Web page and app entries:
◆ ◆ ◆

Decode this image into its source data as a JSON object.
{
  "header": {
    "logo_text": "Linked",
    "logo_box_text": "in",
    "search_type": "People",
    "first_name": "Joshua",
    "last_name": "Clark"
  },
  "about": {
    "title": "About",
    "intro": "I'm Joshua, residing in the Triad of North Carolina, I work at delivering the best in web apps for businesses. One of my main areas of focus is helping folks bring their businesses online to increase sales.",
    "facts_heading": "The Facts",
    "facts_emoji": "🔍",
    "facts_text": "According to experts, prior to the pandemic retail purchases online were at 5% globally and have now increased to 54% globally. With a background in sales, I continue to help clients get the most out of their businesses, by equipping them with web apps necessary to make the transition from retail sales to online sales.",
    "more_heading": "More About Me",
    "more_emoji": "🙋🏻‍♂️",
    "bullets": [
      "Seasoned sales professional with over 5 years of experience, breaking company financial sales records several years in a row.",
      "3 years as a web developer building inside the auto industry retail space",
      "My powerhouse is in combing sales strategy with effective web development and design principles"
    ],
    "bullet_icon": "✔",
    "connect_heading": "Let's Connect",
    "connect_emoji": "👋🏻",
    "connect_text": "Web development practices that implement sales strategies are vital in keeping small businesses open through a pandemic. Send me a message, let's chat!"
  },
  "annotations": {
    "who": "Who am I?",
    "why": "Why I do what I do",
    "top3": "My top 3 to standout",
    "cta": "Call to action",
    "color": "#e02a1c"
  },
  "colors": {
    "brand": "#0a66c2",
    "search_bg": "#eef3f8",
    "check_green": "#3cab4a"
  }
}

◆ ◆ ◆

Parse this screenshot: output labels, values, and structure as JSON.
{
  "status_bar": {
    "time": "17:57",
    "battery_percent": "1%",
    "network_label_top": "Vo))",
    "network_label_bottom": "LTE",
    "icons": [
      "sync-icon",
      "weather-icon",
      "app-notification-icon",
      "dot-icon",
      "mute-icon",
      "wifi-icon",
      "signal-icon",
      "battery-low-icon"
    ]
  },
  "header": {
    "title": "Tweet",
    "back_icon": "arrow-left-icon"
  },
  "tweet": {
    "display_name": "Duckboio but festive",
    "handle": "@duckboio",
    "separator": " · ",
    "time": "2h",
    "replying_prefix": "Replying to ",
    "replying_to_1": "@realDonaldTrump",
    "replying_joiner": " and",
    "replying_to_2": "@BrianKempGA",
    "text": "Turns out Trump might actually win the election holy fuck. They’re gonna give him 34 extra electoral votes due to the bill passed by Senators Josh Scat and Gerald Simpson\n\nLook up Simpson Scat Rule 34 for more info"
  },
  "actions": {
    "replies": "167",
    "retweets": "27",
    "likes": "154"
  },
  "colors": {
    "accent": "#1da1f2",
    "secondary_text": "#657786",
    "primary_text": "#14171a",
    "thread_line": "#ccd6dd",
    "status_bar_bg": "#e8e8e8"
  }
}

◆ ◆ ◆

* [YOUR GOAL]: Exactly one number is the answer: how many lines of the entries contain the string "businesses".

* [ANSWER SPACE]: 3